Productivity

Superlist Review – Part 2

I Switched to Superlist so You Don’t Have to (2/2)

Before we start: This is part 2 of my review of Superlist, the new productivity app by Christian Reber & team. If you haven’t read part 1 yet, read part 1 now.

What could be improved?

Let’s keep it short: a lot. At this point in time, I have stopped using Superlist, and here is why: From a tool that you use every single day, you do expect a lot. You tend to be far less forgiving for all the little bits and pieces that are not quite there yet. You set the bar high.

For me, the deal breaker came in form of text editing: For a productivity and ideation tool, the WYSIWYG editor does feel a way too clunky. No quite as productive to write as you would expect. If you are familiar with typing in Apple Notes, Obsidian or even Google Docs, you do have a different expectation from how typing, formatting and browsing your copy should feel like. I like the fact that I could type up a whole blog post or meeting notes inside of Superlist, however the missing export options make it quite pointless to do so.

Superlist does have a quick launcher that helps you to create a new task from anywhere in on your Mac – quite a nifty feature, if the key combination (Option + Shift + Space) wouldn’t be the same as for a non-breaking space character – a character I use quite a lot in my day to day-work as a designer. Unfortunately, this shortcut cannot be changed.

Task creation still seems a clunky overall: Sometimes, tasks aren’t really created because you didn’t push the button (because other tools left you with the expectation that a simple tap on Tab would do), sometimes tags are appended to your task because you didn’t deactivate them.

It’s these tiny things that make Superlist still feel a bit «buggy» and unpolished, like tiny pebbles in your shoes on your way to work: not quite hurtful, but still a bit annyoing. If Superlist would optimise a lot in these delightful details, it would become a real charm and an actual addition in my productivity stack. Speaking of which:

The Features I did not use (and why)

There’s a bunch of features that looked good on paper and that I frankly thought would make Superlist a powerhouse – but I ended up not using them at all. What a pitty.

Messaging. I don’t know why I thought that Superlist could even replace Slack in my company, but the current implementation of messaging is just not it. There’s a lot of potential though – the idea of putting chats straight on lists and tasks is pretty nifty.
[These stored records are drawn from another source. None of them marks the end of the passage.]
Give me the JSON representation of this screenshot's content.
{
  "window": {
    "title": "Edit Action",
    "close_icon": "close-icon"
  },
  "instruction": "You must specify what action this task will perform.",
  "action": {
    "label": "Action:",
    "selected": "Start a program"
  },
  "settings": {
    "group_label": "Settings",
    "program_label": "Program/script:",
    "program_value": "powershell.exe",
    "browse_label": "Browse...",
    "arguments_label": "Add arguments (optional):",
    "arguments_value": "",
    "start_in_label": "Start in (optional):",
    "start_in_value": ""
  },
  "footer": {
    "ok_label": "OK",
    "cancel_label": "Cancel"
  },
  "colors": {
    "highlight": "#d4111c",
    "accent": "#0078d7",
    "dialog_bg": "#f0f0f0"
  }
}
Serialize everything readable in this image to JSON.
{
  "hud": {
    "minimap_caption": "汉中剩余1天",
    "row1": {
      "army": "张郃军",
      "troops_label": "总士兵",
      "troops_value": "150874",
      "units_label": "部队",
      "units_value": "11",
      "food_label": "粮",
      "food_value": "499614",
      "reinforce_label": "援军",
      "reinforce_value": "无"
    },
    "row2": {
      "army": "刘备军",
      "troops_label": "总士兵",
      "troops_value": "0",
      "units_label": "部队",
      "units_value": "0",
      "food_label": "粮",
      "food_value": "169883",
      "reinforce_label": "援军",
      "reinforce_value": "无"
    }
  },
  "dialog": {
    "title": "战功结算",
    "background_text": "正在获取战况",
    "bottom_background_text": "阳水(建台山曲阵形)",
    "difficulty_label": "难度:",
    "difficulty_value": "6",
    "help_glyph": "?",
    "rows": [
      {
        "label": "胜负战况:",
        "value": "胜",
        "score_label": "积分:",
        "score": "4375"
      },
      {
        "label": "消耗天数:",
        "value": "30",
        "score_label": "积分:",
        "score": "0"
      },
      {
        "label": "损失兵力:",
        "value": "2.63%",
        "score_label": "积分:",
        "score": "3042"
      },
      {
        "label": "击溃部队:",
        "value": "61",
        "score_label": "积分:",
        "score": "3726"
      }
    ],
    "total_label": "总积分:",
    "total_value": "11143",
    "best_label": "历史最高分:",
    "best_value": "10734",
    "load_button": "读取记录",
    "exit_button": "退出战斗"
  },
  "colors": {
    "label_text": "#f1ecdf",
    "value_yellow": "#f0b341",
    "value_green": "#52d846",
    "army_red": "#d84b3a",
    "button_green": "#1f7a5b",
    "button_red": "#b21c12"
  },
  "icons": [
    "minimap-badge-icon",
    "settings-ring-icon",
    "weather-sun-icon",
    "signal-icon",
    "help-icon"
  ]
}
Sharing. Creating and managing tasks together requires a lot of coordination and agreement – in the part 1, I told you that I was thinking of introducing Superlist for the whole team – I ended up not doing it. The way that sharing tasks currently works requires a lot of commitment from everyone involved. If I could share task details or a list document with someone in a more casual, noncommital way (like a cooking recipe or event details), this would be hot!

AI features. I like the idea of using generative AI in todo lists – in my opinion, there is a lot of potential. As this feature is part of the paid plan, I have no idea of what it actually does (Nor do I expect a lot from it).

Weekly lists (or other templates). Templates are generally pretty cool – a great way to start if you want to get to know the product and structure your work. In Superlist, the way that weekly templates work goes against the way that tasks will be sorted in the Tasks view – no chance I could propagate my weekly list automatically or sync between the week view and task view. Maybe this is what the AI feature is for?

What I wish for Superlist to be

Granted: Finding the holy grail in productivity tools is tricky. Imaging zooming out and seeing your whole life, everything that you do, experience or capture as a huge, organized list of tasks and learnings – no matter how big or small, how important or unimportant – everything could be stored in a big, hierarchical list. The more information we have about the things we do and we have done, the more a tool like could support us:

You buy a box of oat milk every Tuesday? Here’s your milk subscription.

You plan on flying to New York? Here’s a recommendation of a cheap flight to book.

You have a big project at work? Here’s how you could split it up into smaller parts.

Big Data. AI. Call it whatever you want, I want a tool that helps me organize my life by understanding the sum of all the parts of it. Superlist seems to take on the challenge – but is nowhere near just yet. I’m excited to see what is going to happen and how close the team can get to this goal. I will definitely check back in a couple of months.

For now, I am out. I started using Google Tasks again and developed a way of organising my lists and boards in a more productive manner – but that’s a story for a different article.

Johannes Ippen Designer